Other drugs, like synthetic pot, contain a chemical version of the cannabinoid that causes the high associated with marijuana. This synthetic alternative to THC (tetrahyrdocannibinol) was originally manufactured to treat multiple sclerosis and chemotherapy patients. Though banned in Canada and some U.S. states, it is often sold openly as incense or “spice” and can be ordered online. It tends to be sold in 3 gram packets in various flavours.

Smoking synthetic marijuana can have such side effects  as deep depression, hallucinations, feelings of impending death, and severe  panic attacks. And since “fake pot” can actually be 3 to 5 times stronger than real marijuana, kids can get in trouble judging how much of the drug to consume. Smoking the drug has particularly destructive effects on the lungs (one boy who died smoked it out of a plastic Pez candy dispenser). It has been linked to several deaths in the U.S.

“Bath salts” is the name of another synthetic drug. It contains various potent chemicals, including mephedrone, which is a stimulant. Like fake pot, it is often sold openly as another kind of product (typically as plant food) and is often labelled “not for human consumption.” Side effects include increased heart rate and blood pressure, not sleeping, not eating and eventually becoming paranoid.

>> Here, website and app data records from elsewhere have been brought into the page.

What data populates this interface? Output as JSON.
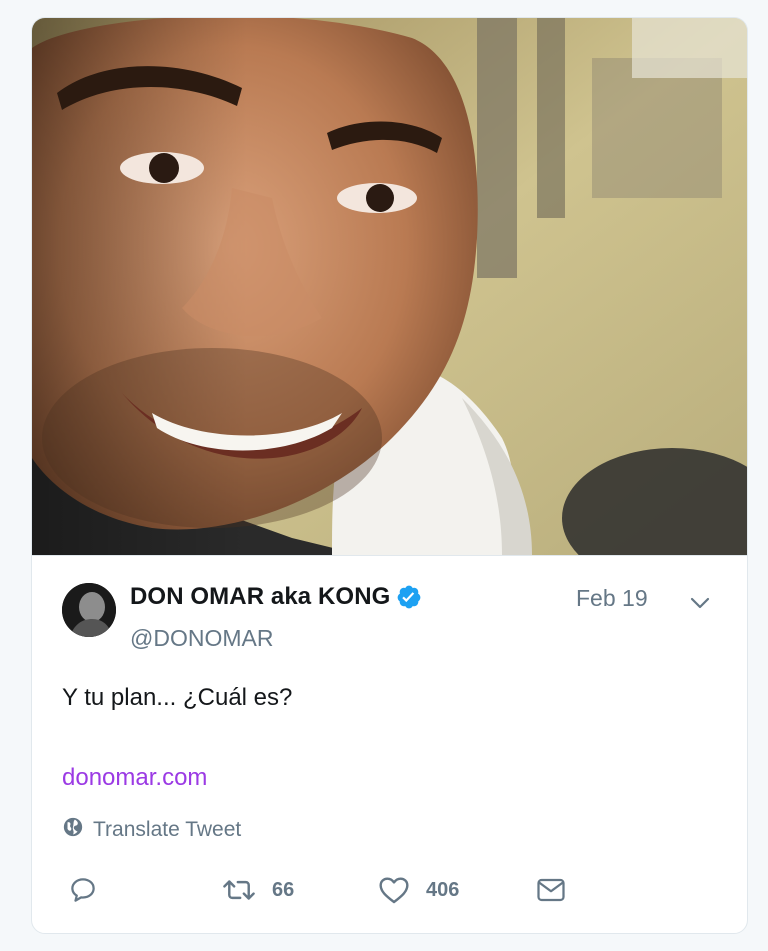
{
  "tweet": {
    "author": {
      "display_name": "DON OMAR aka KONG",
      "handle": "@DONOMAR",
      "verified": true,
      "verified_color": "#1da1f2"
    },
    "date": "Feb 19",
    "text": "Y tu plan... ¿Cuál es?",
    "link": "donomar.com",
    "link_color": "#9b3ae4",
    "translate_label": "Translate Tweet",
    "actions": {
      "reply_icon": "reply-icon",
      "retweet_count": "66",
      "like_count": "406",
      "dm_icon": "envelope-icon"
    }
  }
}
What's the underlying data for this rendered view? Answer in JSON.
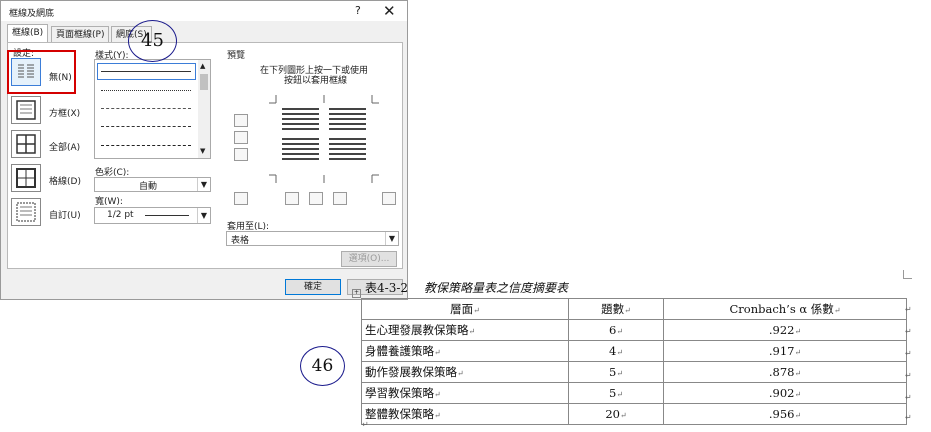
{
  "dialog": {
    "title": "框線及網底",
    "help": "?",
    "close": "✕",
    "tabs": [
      {
        "label": "框線(B)"
      },
      {
        "label": "頁面框線(P)"
      },
      {
        "label": "網底(S)"
      }
    ],
    "setting_label": "設定:",
    "settings": [
      {
        "label": "無(N)",
        "icon": "no-border-icon",
        "selected": true
      },
      {
        "label": "方框(X)",
        "icon": "box-border-icon"
      },
      {
        "label": "全部(A)",
        "icon": "all-borders-icon"
      },
      {
        "label": "格線(D)",
        "icon": "grid-borders-icon"
      },
      {
        "label": "自訂(U)",
        "icon": "custom-border-icon"
      }
    ],
    "style_label": "樣式(Y):",
    "color_label": "色彩(C):",
    "color_value": "自動",
    "width_label": "寬(W):",
    "width_value": "1/2 pt",
    "preview_label": "預覽",
    "preview_hint_line1": "在下列圖形上按一下或使用",
    "preview_hint_line2": "按鈕以套用框線",
    "apply_to_label": "套用至(L):",
    "apply_to_value": "表格",
    "options_button": "選項(O)...",
    "ok_button": "確定"
  },
  "annotations": {
    "first": "45",
    "second": "46"
  },
  "table": {
    "caption_number": "表4-3-2",
    "caption_title": "教保策略量表之信度摘要表",
    "cell_mark": "↵",
    "headers": [
      "層面",
      "題數",
      "Cronbach’s α 係數"
    ],
    "rows": [
      [
        "生心理發展教保策略",
        "6",
        ".922"
      ],
      [
        "身體養護策略",
        "4",
        ".917"
      ],
      [
        "動作發展教保策略",
        "5",
        ".878"
      ],
      [
        "學習教保策略",
        "5",
        ".902"
      ],
      [
        "整體教保策略",
        "20",
        ".956"
      ]
    ]
  }
}
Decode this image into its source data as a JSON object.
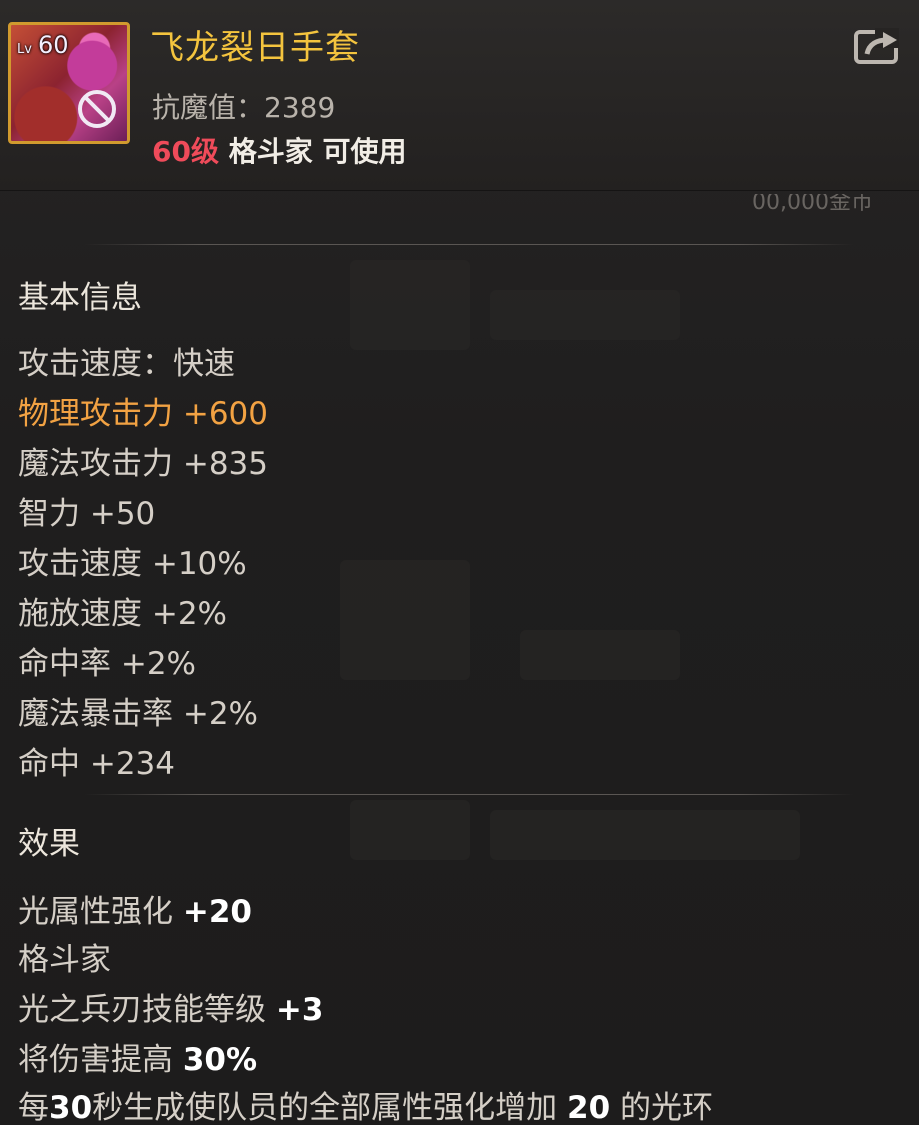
{
  "item": {
    "name": "飞龙裂日手套",
    "level_badge_prefix": "Lv",
    "level_badge": "60",
    "anti_magic": "抗魔值：2389",
    "requirement_level": "60级",
    "requirement_text": "格斗家 可使用",
    "faded_price": "00,000金币"
  },
  "basic_info": {
    "title": "基本信息",
    "attack_speed_type": "攻击速度：快速",
    "physical_attack": "物理攻击力 +600",
    "magic_attack": "魔法攻击力 +835",
    "intelligence": "智力 +50",
    "attack_speed": "攻击速度 +10%",
    "cast_speed": "施放速度 +2%",
    "hit_rate": "命中率 +2%",
    "magic_crit": "魔法暴击率 +2%",
    "accuracy": "命中 +234"
  },
  "effects": {
    "title": "效果",
    "light_prefix": "光属性强化 ",
    "light_value": "+20",
    "class_name": "格斗家",
    "skill_prefix": "光之兵刃技能等级 ",
    "skill_value": "+3",
    "damage_prefix": "将伤害提高 ",
    "damage_value": "30%",
    "aura_part1": "每",
    "aura_num1": "30",
    "aura_part2": "秒生成使队员的全部属性强化增加 ",
    "aura_num2": "20",
    "aura_part3": " 的光环"
  },
  "icons": {
    "share": "share-icon",
    "no_trade": "no-trade-icon"
  },
  "colors": {
    "title": "#f4c43e",
    "level_req": "#ef4b5a",
    "highlight_stat": "#f2a243",
    "icon_border": "#d19a2e"
  }
}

Dragonfly (or Bromo-Dragonfly) is an extremely potent and long-acting psychedelic hallucinogen. A dose of a few milligrams can be life-threatening. It’s usually sold on blotter paper, though tablets, capsules or powder forms are sometimes distributed as well. Although the effects of the drug can last up to 36 hours, the experience of the high can go from lucid to extreme psychedelic intoxication and back again, leading some users to mistakenly take more and risk overdose. There have been deaths reported by users mixing Dragonfly with pot or ketamines, and it is sometimes confused with the less deadly street drug called 2C-E, leading to tragic results in at least one case recently publicized on the Dr. Oz show.

Bromo-Dragonfly has not yet been regulated by the Drug Enforcement Agency in the U.S. and can be ordered online. It has sent several teens to the emergency room so far this year.

So what practical advice can we offer to parents? Aside from knowing your kid and his or her habits, keep an eye out for sudden changes in friends, in behavior, school performance or physical appearance. Any unusual packages arriving by post, especially with customs declarations, should be promptly investigated.

Have regular discussions with your teen about the drugs that are out there, and he surprising ways they can be dangerous. It might not occur to a 14 or 15-year-old that they can have a stroke or heart attack that can leave them severely disabled or dead.

Parents should also educate their kids about what to do if they find a friend having seizures, vomiting or passed out. Too often, the life-saving measures that could potentially save a kid’s life are put off for precious minutes or hours simply because their peers are afraid of getting in trouble.

It’s the kind of advice we hope they never have to act upon, the kind of thing we don’t often realize we have to teach. But it can be the difference between a brush with the law and a funeral packed with high school students.